Standing in a vast, mosquito-infested swamp in the pounding heat of southern Spain, Paul Bauman did not feel as though he was on the verge of uncovering a legendary world.
"I'm not a myth chaser, I'm not into pyramids or alien landings," said the Calgary based geophysicist. "It crossed my mind more than once, 'What are we doing here on this wild goose chase?'"
But Mr. Bauman, who works at Alberta engineering company WorleyParsons, where he spends most of his time tracking contaminants or searching for water supplies, was part of an international team that now claims to have located the lost world of Atlantis.
On Sunday, the National Geographic Channel aired a documentary called Finding Atlantis, which will be shown in Canada on March 27 on the Discovery Channel.
It chronicles the work of a team led by University of Hartford archaeologist Richard Freund, who believes he has found the mythical advanced society of antiquity in the muddy sediment of a Spanish marsh.
The lost city of Atlantis, according to the writing of Plato, was located on an island just past the Pillars of Hercules, known today as the Strait of Gibraltar, and was wiped out when an earthquake triggered a powerful wall of water that submerged it forever.
"It just so happens that just past the Straits of Gibraltar, there is a 250-square-kilometre marsh that was inundated by a tsunami in antiquity," said Dr. Freund on Monday. "In light of what we've seen in Japan, you really can understand how the power of a tsunami could wipe a place off the face of the Earth."
In September, 2009, Dr. Freund and his team arrived in the Marisma de Hinojos marsh in southern Spain, part of the Coto Doñana National Park, to investigate aerial photographs that showed a geographic anomaly beneath the marsh.
The mud flats are dry for just two months a year and closed to the public, but the satellite imagery had revealed a circular area in the center of the marsh, and German archeologist Werner Wickboldt has hypothesized that other visible structures resemble those Plato describes in his writings on Atlantis.
Instead of digging, Mr. Bauman and his team of geophysicists employed electrical resistivity tomography, a kind of MRI for the earth, to peer beneath the ground.
Mr. Bauman specializes in near-surface imaging, which has recently been employed in "non-invasive archeology" around the world.
The images he produced revealed a series of three concentric belts of structures built on an artificial island, mirroring Plato's descriptions
Core samples taken 13.5 metres beneath the marsh surface recovered wood fragments that were carbon dated as approximately 4,000 years old. The team also found debris off the coast, supporting the theory that a tsunami had flooded the region before it pulled some material back out to sea.
The Atlantis theory is also supported by a series of "memorial villages" that have been found about 240 kilometres inland from the site, which Dr. Freund believes were built by the city's survivors.
"When people ask me what happened to Atlantis, it's not only what happened to the buildings. It's also what happened to the people," he said. "My theory is that these refugees left, and built these memorial villages with a ring of water around each one."

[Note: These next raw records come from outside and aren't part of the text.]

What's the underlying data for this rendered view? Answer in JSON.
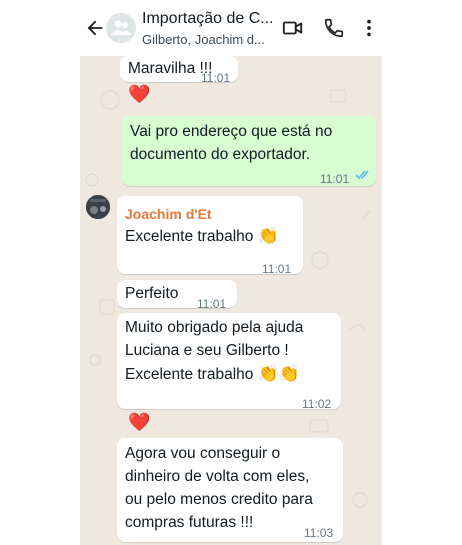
{
  "header": {
    "title": "Importação de C...",
    "subtitle": "Gilberto, Joachim d..."
  },
  "messages": [
    {
      "text": "Maravilha !!!",
      "time": "11:01",
      "reaction": "❤️"
    },
    {
      "lines": [
        "Vai pro endereço que está no",
        "documento do exportador."
      ],
      "time": "11:01"
    },
    {
      "sender": "Joachim d'Et",
      "text": "Excelente trabalho",
      "emoji": "👏",
      "time": "11:01"
    },
    {
      "text": "Perfeito",
      "time": "11:01"
    },
    {
      "lines": [
        "Muito obrigado pela ajuda",
        "Luciana e seu Gilberto !",
        "Excelente trabalho"
      ],
      "emoji": "👏👏",
      "time": "11:02",
      "reaction": "❤️"
    },
    {
      "lines": [
        "Agora vou conseguir o",
        "dinheiro de volta com eles,",
        "ou pelo menos credito para",
        "compras futuras !!!"
      ],
      "time": "11:03"
    }
  ],
  "colors": {
    "chat_background": "#efe8df",
    "outgoing_bubble": "#d9fdd3",
    "incoming_bubble": "#ffffff",
    "sender_name": "#e8773a",
    "read_ticks": "#53bdeb"
  },
  "icons": [
    "back-arrow-icon",
    "group-avatar-icon",
    "video-call-icon",
    "voice-call-icon",
    "more-options-icon",
    "double-check-icon",
    "heart-reaction-icon",
    "clapping-hands-icon"
  ]
}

Dr. Freund is unsure whether the Spanish government plans to fully excavate the site, and said the matter is complicated by its designation as an ecological park.
But he believes there is a desire for definitive answers, and that the idea of an advanced society buried by the sea has special resonance, especially today.
"You never get tired of talking about Atlantis," he said. "I really feel it's connected to one of the more primal motivations people have, of returning to some perfect place like Shangri La or Eden. It's like if we could go back and figure out where the mistakes were made."
For his part, Mr. Bauman said he has become mostly convinced that he was part of the team that found Atlantis.
"I don't know what would be definitive, probably finding a statue of Poseidon," he said. "But it very well could be Atlantis. It's the most likely of all the candidate sites."